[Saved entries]
- - - - -
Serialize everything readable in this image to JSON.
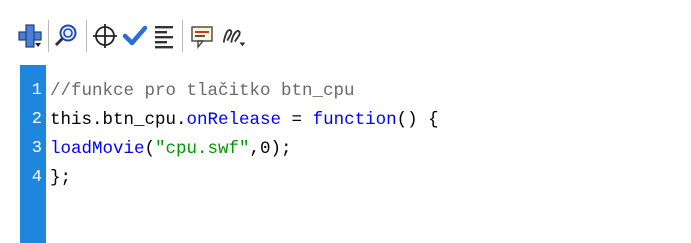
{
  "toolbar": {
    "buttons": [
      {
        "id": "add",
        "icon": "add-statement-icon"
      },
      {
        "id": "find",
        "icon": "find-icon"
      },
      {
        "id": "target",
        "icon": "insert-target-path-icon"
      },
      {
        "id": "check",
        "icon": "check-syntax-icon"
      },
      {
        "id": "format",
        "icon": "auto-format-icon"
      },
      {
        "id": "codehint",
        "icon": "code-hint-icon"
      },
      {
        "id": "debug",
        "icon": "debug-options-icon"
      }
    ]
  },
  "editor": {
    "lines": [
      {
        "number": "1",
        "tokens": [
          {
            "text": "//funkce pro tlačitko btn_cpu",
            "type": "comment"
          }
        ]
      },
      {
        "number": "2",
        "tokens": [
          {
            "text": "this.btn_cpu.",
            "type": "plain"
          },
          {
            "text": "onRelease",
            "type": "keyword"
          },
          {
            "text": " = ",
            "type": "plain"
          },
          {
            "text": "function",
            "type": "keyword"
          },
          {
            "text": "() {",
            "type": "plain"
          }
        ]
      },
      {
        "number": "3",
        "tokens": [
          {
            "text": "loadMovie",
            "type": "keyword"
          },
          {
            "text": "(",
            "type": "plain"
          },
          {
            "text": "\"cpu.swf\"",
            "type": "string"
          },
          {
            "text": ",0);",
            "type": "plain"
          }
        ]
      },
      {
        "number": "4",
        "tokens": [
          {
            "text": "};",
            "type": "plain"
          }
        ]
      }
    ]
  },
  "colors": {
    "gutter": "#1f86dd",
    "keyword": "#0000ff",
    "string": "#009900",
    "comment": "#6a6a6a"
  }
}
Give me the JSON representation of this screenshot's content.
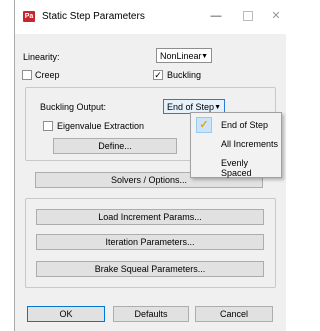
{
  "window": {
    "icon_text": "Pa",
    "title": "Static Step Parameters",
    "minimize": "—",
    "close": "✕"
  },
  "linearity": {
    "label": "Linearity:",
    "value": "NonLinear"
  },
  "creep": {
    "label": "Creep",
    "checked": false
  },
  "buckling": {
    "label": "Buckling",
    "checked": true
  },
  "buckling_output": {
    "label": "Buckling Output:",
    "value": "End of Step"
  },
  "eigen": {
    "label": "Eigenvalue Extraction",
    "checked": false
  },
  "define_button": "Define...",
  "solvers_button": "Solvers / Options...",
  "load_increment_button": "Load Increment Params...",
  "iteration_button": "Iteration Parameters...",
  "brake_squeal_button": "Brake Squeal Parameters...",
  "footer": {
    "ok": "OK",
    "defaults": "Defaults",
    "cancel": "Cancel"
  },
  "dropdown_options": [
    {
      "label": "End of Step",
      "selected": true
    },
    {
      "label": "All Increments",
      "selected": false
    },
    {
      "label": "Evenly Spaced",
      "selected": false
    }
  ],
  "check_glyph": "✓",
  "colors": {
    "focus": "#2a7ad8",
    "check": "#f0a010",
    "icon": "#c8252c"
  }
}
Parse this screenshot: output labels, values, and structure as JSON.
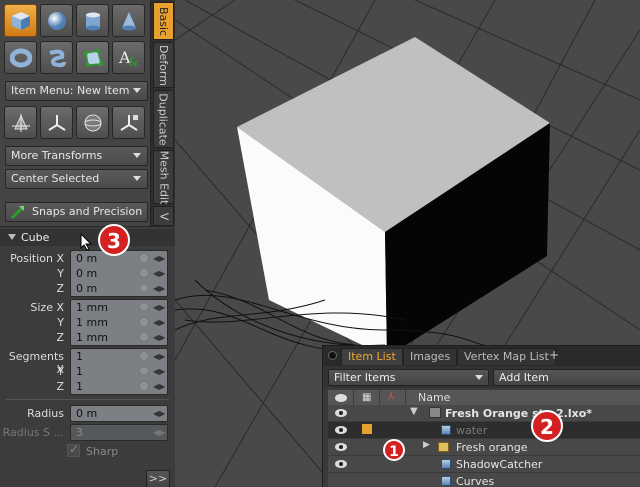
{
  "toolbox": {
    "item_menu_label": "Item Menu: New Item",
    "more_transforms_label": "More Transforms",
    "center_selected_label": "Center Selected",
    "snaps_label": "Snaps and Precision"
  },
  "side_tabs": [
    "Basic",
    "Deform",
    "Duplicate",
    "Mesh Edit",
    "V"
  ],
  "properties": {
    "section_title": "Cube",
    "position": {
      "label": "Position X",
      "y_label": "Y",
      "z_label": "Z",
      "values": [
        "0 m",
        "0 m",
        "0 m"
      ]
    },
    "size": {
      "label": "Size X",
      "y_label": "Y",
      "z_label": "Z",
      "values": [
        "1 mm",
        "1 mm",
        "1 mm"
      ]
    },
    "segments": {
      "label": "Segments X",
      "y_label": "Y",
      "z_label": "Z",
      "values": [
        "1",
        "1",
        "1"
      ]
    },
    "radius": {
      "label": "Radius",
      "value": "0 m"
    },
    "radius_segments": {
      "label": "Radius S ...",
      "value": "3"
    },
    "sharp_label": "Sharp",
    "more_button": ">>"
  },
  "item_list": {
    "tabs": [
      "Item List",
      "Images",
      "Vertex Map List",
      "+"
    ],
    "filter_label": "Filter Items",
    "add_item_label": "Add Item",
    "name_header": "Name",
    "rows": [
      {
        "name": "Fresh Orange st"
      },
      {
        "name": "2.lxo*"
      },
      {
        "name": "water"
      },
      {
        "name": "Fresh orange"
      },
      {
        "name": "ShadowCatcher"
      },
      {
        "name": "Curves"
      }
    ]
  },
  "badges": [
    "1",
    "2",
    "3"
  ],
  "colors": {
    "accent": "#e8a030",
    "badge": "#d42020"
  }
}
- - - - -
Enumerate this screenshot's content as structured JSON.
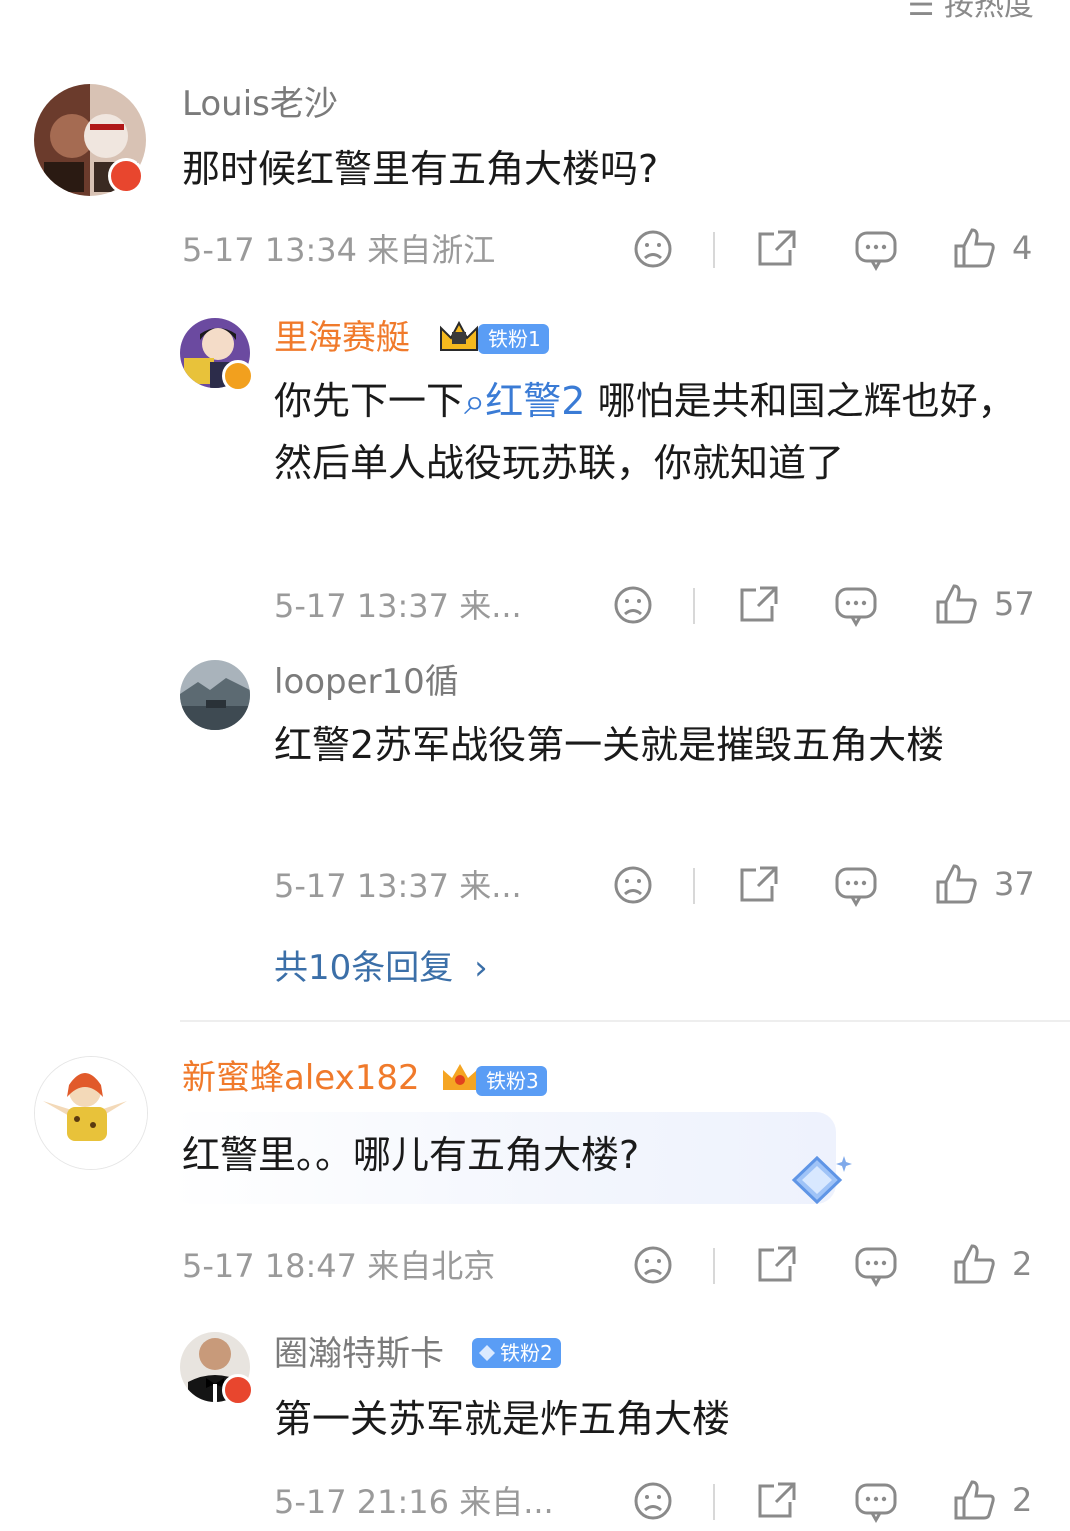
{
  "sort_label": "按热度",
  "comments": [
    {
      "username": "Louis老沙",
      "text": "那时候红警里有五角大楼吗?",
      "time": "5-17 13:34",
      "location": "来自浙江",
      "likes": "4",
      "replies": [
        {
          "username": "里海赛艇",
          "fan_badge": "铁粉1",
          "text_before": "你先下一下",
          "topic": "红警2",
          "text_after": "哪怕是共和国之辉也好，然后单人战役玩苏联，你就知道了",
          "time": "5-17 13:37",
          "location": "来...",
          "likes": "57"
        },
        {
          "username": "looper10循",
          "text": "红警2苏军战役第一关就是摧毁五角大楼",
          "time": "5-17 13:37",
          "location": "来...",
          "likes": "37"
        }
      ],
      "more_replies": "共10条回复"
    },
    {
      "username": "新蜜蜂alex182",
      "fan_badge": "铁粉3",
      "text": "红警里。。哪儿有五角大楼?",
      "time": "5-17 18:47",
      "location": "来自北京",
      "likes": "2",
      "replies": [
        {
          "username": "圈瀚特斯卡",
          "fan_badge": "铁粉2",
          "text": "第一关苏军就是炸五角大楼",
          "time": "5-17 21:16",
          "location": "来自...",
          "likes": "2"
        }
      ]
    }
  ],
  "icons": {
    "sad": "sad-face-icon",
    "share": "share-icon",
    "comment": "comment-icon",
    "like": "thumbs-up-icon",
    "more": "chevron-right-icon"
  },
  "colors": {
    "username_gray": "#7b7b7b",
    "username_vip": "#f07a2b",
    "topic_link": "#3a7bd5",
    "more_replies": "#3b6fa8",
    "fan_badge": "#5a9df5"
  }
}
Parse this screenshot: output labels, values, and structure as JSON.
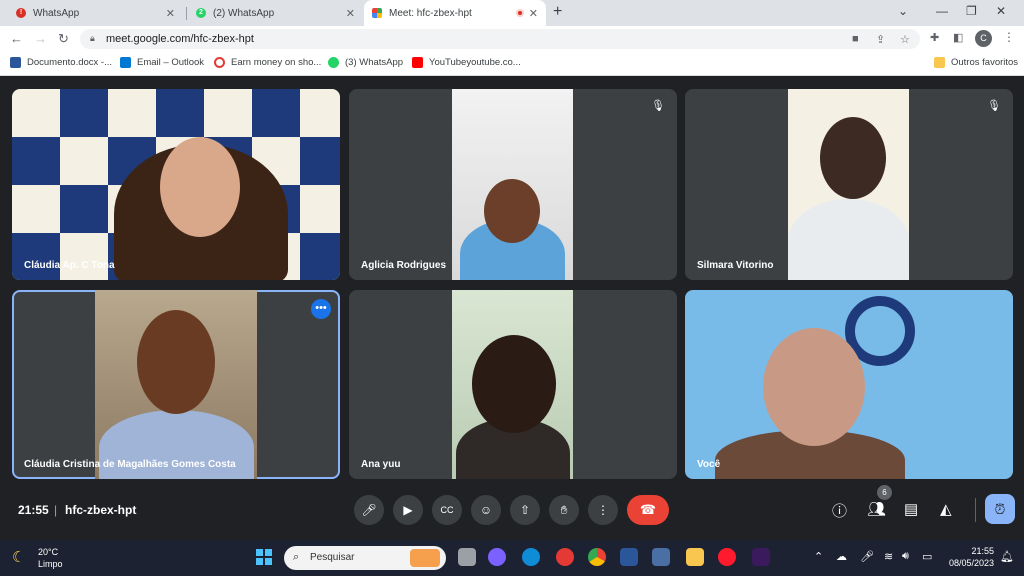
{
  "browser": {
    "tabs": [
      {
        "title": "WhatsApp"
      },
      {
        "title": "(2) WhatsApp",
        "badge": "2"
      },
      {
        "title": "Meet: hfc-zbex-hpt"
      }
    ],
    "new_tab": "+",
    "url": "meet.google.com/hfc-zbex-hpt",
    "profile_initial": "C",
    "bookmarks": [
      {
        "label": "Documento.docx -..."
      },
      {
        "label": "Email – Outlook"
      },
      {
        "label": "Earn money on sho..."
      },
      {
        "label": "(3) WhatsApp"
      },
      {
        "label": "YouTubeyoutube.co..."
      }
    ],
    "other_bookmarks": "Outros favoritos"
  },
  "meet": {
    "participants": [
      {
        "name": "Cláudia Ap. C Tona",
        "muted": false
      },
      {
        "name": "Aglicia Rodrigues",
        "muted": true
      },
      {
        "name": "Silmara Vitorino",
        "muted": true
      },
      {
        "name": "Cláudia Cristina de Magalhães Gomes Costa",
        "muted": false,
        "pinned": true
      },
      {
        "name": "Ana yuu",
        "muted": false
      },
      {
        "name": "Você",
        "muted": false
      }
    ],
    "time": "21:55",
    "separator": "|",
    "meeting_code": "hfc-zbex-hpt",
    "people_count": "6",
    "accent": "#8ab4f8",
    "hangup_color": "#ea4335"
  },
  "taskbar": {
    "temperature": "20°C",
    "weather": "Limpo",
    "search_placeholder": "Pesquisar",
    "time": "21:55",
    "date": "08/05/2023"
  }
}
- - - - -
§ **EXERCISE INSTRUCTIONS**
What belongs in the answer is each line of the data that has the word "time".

§ **TASK RESULT**
      "time": "5-17 13:34",
          "time": "5-17 13:37",
          "time": "5-17 13:37",
      "time": "5-17 18:47",
          "time": "5-17 21:16",
    "time": "21:55",
    "time": "21:55",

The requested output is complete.